Former Taiwanese president Ma Ying-jeou will visit China this month in what will be the first visit to the communist country by a sitting or retired Taiwanese president.
The 10-day trip, starting March 27, will highlight sharp differences between Taiwan’s two main political parties over its relationship with China, as they prepare to campaign for next January’s presidential and parliamentary elections.
Ma’s visit to China will come around the same time Taiwan President Tsai Ing-wen is scheduled to visit the US, Taiwan’s sole guarantor of security.
Tsai’s Democratic Progressive Party views Taiwan as an independent country, while Ma’s opposition Kuomintang, which was founded in China, views Taiwan as part of the Chinese nation, although not the People’s Republic of China.
China, which claims Taiwan as part of its territory and threatens to attack Taipei if it refuses to submit to its control indefinitely, has been threatening the country with air and naval maneuvers in its vicinity on an almost daily basis since the 2019 landslide re-election. Tsai, with whom Beijing refuses to engage. Meanwhile, China’s ruling Communist Party wants to negotiate with the KMT.
Chao Chun-shan, a cross-strait expert who has advised Taiwan’s last four presidents, said Beijing was expected to make a major push for talks with the KMT this year ahead of next January’s election. including Tsai and Ma on China policy.
“There will be a push for greater dialogue this year, but there will be a big change after the election,” said Chao, who met China’s top Taiwan policy officials on a trip to Beijing last month with KMT Vice-Chair Andrew Xia.
“If the DPP wins, they will force Taiwan to move toward unification with military threats. If the KMT wins, they will force Taiwan to move toward unification through negotiations,” he said.
Ma observed detente with Beijing during his two consecutive presidential terms from 2008 to 2016, mainly because he agreed with the slogan that Taiwan was part of China, although the two sides had different conceptions of that China. He cut defense spending and adopted a low-key approach to foreign relations and sovereignty.

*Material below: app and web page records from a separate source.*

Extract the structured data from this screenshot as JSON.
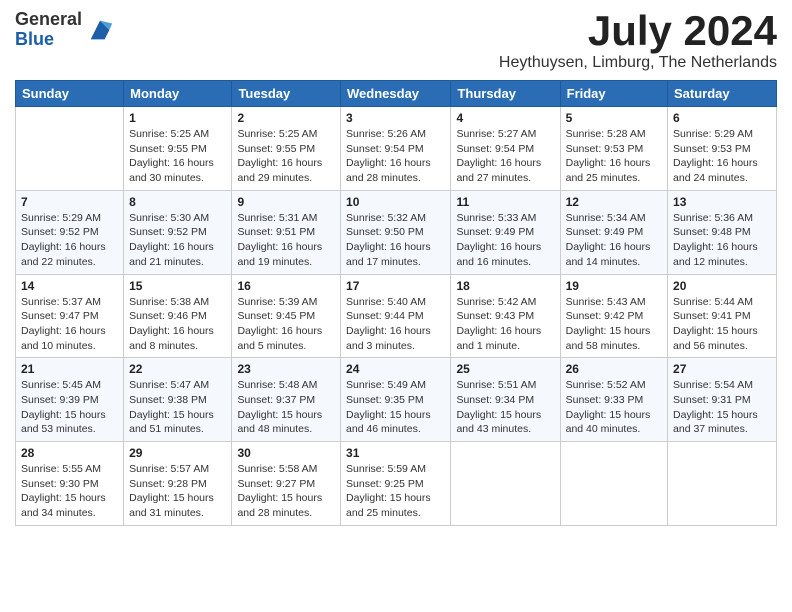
{
  "logo": {
    "general": "General",
    "blue": "Blue"
  },
  "title": "July 2024",
  "location": "Heythuysen, Limburg, The Netherlands",
  "days_of_week": [
    "Sunday",
    "Monday",
    "Tuesday",
    "Wednesday",
    "Thursday",
    "Friday",
    "Saturday"
  ],
  "weeks": [
    [
      {
        "day": "",
        "info": ""
      },
      {
        "day": "1",
        "info": "Sunrise: 5:25 AM\nSunset: 9:55 PM\nDaylight: 16 hours\nand 30 minutes."
      },
      {
        "day": "2",
        "info": "Sunrise: 5:25 AM\nSunset: 9:55 PM\nDaylight: 16 hours\nand 29 minutes."
      },
      {
        "day": "3",
        "info": "Sunrise: 5:26 AM\nSunset: 9:54 PM\nDaylight: 16 hours\nand 28 minutes."
      },
      {
        "day": "4",
        "info": "Sunrise: 5:27 AM\nSunset: 9:54 PM\nDaylight: 16 hours\nand 27 minutes."
      },
      {
        "day": "5",
        "info": "Sunrise: 5:28 AM\nSunset: 9:53 PM\nDaylight: 16 hours\nand 25 minutes."
      },
      {
        "day": "6",
        "info": "Sunrise: 5:29 AM\nSunset: 9:53 PM\nDaylight: 16 hours\nand 24 minutes."
      }
    ],
    [
      {
        "day": "7",
        "info": "Sunrise: 5:29 AM\nSunset: 9:52 PM\nDaylight: 16 hours\nand 22 minutes."
      },
      {
        "day": "8",
        "info": "Sunrise: 5:30 AM\nSunset: 9:52 PM\nDaylight: 16 hours\nand 21 minutes."
      },
      {
        "day": "9",
        "info": "Sunrise: 5:31 AM\nSunset: 9:51 PM\nDaylight: 16 hours\nand 19 minutes."
      },
      {
        "day": "10",
        "info": "Sunrise: 5:32 AM\nSunset: 9:50 PM\nDaylight: 16 hours\nand 17 minutes."
      },
      {
        "day": "11",
        "info": "Sunrise: 5:33 AM\nSunset: 9:49 PM\nDaylight: 16 hours\nand 16 minutes."
      },
      {
        "day": "12",
        "info": "Sunrise: 5:34 AM\nSunset: 9:49 PM\nDaylight: 16 hours\nand 14 minutes."
      },
      {
        "day": "13",
        "info": "Sunrise: 5:36 AM\nSunset: 9:48 PM\nDaylight: 16 hours\nand 12 minutes."
      }
    ],
    [
      {
        "day": "14",
        "info": "Sunrise: 5:37 AM\nSunset: 9:47 PM\nDaylight: 16 hours\nand 10 minutes."
      },
      {
        "day": "15",
        "info": "Sunrise: 5:38 AM\nSunset: 9:46 PM\nDaylight: 16 hours\nand 8 minutes."
      },
      {
        "day": "16",
        "info": "Sunrise: 5:39 AM\nSunset: 9:45 PM\nDaylight: 16 hours\nand 5 minutes."
      },
      {
        "day": "17",
        "info": "Sunrise: 5:40 AM\nSunset: 9:44 PM\nDaylight: 16 hours\nand 3 minutes."
      },
      {
        "day": "18",
        "info": "Sunrise: 5:42 AM\nSunset: 9:43 PM\nDaylight: 16 hours\nand 1 minute."
      },
      {
        "day": "19",
        "info": "Sunrise: 5:43 AM\nSunset: 9:42 PM\nDaylight: 15 hours\nand 58 minutes."
      },
      {
        "day": "20",
        "info": "Sunrise: 5:44 AM\nSunset: 9:41 PM\nDaylight: 15 hours\nand 56 minutes."
      }
    ],
    [
      {
        "day": "21",
        "info": "Sunrise: 5:45 AM\nSunset: 9:39 PM\nDaylight: 15 hours\nand 53 minutes."
      },
      {
        "day": "22",
        "info": "Sunrise: 5:47 AM\nSunset: 9:38 PM\nDaylight: 15 hours\nand 51 minutes."
      },
      {
        "day": "23",
        "info": "Sunrise: 5:48 AM\nSunset: 9:37 PM\nDaylight: 15 hours\nand 48 minutes."
      },
      {
        "day": "24",
        "info": "Sunrise: 5:49 AM\nSunset: 9:35 PM\nDaylight: 15 hours\nand 46 minutes."
      },
      {
        "day": "25",
        "info": "Sunrise: 5:51 AM\nSunset: 9:34 PM\nDaylight: 15 hours\nand 43 minutes."
      },
      {
        "day": "26",
        "info": "Sunrise: 5:52 AM\nSunset: 9:33 PM\nDaylight: 15 hours\nand 40 minutes."
      },
      {
        "day": "27",
        "info": "Sunrise: 5:54 AM\nSunset: 9:31 PM\nDaylight: 15 hours\nand 37 minutes."
      }
    ],
    [
      {
        "day": "28",
        "info": "Sunrise: 5:55 AM\nSunset: 9:30 PM\nDaylight: 15 hours\nand 34 minutes."
      },
      {
        "day": "29",
        "info": "Sunrise: 5:57 AM\nSunset: 9:28 PM\nDaylight: 15 hours\nand 31 minutes."
      },
      {
        "day": "30",
        "info": "Sunrise: 5:58 AM\nSunset: 9:27 PM\nDaylight: 15 hours\nand 28 minutes."
      },
      {
        "day": "31",
        "info": "Sunrise: 5:59 AM\nSunset: 9:25 PM\nDaylight: 15 hours\nand 25 minutes."
      },
      {
        "day": "",
        "info": ""
      },
      {
        "day": "",
        "info": ""
      },
      {
        "day": "",
        "info": ""
      }
    ]
  ]
}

His government concluded a bilateral trade agreement with China and negotiated another agreement for trade in services. But his presidency has disappointed China as Ma’s trade deals have sparked mass protests and a widespread pushback against engagement with Beijing. He met with Chinese leader Xi Jinping in Singapore in November 2015, the first meeting between a Taiwanese and Chinese president and the first such meeting between the leaders of the KMT and the Chinese Communist Party since the end of the civil war fought between the two sides in China. 1949.